• [Your goal]: For the string "badge", search the entries below and copy every line where it appears.
Top of Records
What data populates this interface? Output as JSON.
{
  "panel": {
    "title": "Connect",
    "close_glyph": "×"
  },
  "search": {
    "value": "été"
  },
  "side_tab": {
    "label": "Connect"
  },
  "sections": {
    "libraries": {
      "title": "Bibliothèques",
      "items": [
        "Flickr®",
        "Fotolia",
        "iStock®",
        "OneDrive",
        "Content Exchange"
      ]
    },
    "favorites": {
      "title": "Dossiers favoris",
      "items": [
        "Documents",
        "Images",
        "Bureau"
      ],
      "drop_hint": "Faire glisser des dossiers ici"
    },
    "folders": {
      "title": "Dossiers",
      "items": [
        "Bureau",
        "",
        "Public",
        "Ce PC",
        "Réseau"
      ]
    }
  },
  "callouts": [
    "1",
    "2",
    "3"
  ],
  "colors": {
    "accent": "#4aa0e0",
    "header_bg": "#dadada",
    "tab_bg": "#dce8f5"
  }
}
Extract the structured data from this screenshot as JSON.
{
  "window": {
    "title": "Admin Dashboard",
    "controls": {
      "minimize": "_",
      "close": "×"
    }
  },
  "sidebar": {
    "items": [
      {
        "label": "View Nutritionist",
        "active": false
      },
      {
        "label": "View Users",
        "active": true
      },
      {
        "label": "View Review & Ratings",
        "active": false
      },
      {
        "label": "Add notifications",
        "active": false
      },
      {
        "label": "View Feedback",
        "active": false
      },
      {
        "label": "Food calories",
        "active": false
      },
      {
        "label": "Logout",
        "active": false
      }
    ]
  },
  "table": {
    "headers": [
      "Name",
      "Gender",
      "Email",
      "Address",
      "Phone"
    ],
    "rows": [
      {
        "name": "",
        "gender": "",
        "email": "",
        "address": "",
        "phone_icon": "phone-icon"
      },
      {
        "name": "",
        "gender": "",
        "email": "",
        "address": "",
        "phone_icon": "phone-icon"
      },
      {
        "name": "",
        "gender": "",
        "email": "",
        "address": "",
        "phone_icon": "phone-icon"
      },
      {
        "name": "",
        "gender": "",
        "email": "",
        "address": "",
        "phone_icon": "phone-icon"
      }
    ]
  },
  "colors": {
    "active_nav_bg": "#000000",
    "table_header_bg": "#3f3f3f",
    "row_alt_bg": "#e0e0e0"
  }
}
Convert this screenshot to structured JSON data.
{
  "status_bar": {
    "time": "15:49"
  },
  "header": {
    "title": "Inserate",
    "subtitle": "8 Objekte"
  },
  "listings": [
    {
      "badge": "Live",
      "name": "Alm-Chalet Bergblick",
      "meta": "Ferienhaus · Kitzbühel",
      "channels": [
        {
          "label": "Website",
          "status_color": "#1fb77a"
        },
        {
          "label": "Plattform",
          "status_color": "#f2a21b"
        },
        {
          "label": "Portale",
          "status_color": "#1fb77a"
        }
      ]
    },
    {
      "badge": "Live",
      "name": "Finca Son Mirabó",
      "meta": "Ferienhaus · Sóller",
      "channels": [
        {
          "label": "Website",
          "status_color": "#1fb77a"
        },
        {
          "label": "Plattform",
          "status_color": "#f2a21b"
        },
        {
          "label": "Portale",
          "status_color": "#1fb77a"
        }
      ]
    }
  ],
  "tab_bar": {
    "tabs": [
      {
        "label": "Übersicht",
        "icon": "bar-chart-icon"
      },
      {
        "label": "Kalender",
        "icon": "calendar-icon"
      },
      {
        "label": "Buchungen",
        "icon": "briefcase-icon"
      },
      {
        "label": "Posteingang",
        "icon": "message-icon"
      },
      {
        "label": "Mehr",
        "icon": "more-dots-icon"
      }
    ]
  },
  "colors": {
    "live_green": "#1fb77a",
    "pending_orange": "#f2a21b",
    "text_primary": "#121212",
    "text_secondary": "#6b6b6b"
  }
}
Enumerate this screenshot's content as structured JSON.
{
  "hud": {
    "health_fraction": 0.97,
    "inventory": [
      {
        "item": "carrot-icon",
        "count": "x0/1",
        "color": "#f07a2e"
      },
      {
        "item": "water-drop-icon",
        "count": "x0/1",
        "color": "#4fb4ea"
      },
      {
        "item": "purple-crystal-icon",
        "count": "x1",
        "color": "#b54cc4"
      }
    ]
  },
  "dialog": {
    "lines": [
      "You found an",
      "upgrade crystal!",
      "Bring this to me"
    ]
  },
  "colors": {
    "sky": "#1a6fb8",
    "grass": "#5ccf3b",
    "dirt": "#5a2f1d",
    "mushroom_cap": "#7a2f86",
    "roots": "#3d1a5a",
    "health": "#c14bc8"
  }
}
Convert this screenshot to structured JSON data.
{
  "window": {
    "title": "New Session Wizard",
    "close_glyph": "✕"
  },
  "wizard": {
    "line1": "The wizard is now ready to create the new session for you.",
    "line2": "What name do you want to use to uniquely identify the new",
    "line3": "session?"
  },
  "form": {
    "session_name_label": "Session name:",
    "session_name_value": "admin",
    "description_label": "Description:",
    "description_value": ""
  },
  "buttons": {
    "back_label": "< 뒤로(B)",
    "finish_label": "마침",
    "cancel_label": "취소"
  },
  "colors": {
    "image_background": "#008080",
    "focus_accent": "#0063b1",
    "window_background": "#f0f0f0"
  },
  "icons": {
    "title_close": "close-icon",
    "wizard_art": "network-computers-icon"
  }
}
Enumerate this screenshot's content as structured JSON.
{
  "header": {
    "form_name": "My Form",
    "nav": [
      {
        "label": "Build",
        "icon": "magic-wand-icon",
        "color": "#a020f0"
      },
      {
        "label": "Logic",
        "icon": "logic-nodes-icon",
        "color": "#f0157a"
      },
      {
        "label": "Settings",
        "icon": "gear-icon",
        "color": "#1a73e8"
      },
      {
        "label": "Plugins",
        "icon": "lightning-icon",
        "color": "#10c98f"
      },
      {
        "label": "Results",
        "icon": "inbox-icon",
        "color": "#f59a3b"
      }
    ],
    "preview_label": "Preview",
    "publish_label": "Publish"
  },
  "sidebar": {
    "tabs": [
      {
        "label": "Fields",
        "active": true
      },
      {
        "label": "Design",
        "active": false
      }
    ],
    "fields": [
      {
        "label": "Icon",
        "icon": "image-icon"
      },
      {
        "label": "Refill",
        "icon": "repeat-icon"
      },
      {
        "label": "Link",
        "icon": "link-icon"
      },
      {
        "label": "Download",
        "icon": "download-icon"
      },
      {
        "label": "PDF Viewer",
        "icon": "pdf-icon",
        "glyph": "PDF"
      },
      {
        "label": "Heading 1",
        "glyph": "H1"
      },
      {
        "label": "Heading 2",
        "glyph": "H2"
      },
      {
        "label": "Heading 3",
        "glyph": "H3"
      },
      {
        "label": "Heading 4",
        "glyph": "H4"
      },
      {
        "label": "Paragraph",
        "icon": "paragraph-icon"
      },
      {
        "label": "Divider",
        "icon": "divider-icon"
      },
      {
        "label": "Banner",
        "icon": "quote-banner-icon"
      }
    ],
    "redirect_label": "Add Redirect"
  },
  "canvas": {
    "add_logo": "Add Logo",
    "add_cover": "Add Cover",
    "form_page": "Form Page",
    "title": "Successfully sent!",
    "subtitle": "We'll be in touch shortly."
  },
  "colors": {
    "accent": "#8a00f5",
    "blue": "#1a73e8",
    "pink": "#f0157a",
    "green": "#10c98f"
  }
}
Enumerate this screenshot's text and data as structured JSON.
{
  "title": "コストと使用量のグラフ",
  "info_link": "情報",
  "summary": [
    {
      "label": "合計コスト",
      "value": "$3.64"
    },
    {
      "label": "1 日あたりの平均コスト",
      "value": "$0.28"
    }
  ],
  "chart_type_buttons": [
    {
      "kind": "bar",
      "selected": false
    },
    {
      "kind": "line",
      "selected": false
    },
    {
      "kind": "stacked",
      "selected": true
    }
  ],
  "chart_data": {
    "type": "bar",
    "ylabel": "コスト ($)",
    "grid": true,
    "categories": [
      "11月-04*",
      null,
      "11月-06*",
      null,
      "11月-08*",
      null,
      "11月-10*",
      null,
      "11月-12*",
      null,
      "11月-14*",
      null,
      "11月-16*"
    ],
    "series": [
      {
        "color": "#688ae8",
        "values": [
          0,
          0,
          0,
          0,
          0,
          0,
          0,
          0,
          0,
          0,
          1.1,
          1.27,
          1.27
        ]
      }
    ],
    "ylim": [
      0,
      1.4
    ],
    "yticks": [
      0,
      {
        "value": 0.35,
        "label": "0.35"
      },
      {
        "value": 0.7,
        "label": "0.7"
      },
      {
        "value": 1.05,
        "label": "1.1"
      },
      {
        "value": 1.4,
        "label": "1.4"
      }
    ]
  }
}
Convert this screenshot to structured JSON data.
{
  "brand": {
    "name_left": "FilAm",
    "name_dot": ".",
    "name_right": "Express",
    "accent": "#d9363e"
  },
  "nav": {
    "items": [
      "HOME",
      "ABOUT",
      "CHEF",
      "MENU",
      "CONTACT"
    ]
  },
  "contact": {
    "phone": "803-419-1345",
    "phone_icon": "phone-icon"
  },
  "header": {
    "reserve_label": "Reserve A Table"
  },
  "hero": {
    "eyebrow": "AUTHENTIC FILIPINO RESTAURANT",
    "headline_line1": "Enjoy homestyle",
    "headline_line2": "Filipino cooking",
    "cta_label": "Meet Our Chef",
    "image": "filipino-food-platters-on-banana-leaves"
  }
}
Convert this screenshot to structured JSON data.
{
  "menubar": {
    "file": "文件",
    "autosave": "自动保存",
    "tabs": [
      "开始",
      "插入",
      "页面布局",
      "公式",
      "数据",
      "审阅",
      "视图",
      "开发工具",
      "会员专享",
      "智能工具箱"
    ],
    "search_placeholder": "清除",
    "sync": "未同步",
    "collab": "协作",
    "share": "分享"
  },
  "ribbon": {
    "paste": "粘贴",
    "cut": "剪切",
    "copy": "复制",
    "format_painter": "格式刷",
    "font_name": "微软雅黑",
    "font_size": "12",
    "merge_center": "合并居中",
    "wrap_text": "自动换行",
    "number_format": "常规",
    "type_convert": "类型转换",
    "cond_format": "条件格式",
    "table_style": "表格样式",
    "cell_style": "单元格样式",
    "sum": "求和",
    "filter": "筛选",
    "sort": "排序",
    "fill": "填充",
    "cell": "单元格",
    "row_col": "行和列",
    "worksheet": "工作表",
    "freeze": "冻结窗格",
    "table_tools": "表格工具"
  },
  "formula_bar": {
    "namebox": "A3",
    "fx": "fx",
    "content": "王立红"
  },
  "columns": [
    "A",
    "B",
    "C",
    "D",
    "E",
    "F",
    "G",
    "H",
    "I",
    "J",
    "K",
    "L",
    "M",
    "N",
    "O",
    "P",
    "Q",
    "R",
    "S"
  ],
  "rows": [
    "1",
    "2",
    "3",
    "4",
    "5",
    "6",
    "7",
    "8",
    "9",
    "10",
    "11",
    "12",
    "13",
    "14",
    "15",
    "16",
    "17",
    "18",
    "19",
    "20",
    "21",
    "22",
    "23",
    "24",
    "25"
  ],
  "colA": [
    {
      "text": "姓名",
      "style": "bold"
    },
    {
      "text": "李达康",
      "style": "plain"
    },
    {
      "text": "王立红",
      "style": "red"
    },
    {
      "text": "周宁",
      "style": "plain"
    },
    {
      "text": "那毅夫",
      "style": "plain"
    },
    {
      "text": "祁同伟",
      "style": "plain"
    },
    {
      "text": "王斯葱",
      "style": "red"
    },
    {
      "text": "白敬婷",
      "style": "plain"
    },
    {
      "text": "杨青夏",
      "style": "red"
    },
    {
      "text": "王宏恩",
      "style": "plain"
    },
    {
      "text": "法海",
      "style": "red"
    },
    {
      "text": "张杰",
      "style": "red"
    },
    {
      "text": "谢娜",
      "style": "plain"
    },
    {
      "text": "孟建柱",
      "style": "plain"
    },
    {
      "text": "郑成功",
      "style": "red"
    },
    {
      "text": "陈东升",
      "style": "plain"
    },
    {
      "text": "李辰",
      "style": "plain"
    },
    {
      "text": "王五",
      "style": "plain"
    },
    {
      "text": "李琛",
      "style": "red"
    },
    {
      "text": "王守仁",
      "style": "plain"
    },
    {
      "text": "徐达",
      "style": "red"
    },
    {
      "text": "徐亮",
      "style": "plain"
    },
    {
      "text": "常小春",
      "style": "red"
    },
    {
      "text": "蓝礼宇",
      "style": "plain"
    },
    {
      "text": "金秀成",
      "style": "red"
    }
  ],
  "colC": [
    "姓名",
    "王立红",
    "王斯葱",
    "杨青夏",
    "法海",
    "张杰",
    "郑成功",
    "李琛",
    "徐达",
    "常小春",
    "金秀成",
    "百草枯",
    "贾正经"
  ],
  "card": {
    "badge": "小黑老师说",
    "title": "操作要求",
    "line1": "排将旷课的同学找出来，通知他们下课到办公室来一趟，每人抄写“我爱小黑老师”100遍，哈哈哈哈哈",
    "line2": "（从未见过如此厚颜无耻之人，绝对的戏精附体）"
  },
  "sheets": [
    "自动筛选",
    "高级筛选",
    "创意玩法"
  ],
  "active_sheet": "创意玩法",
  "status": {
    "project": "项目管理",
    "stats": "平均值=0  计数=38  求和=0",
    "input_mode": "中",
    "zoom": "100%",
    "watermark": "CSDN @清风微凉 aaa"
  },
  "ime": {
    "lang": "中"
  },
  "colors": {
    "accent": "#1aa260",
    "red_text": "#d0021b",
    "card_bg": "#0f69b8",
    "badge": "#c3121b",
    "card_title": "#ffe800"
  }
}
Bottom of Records
• [Written response]:
      "badge": "Live",
      "badge": "Live",
    "badge": "小黑老师说",
    "badge": "#c3121b",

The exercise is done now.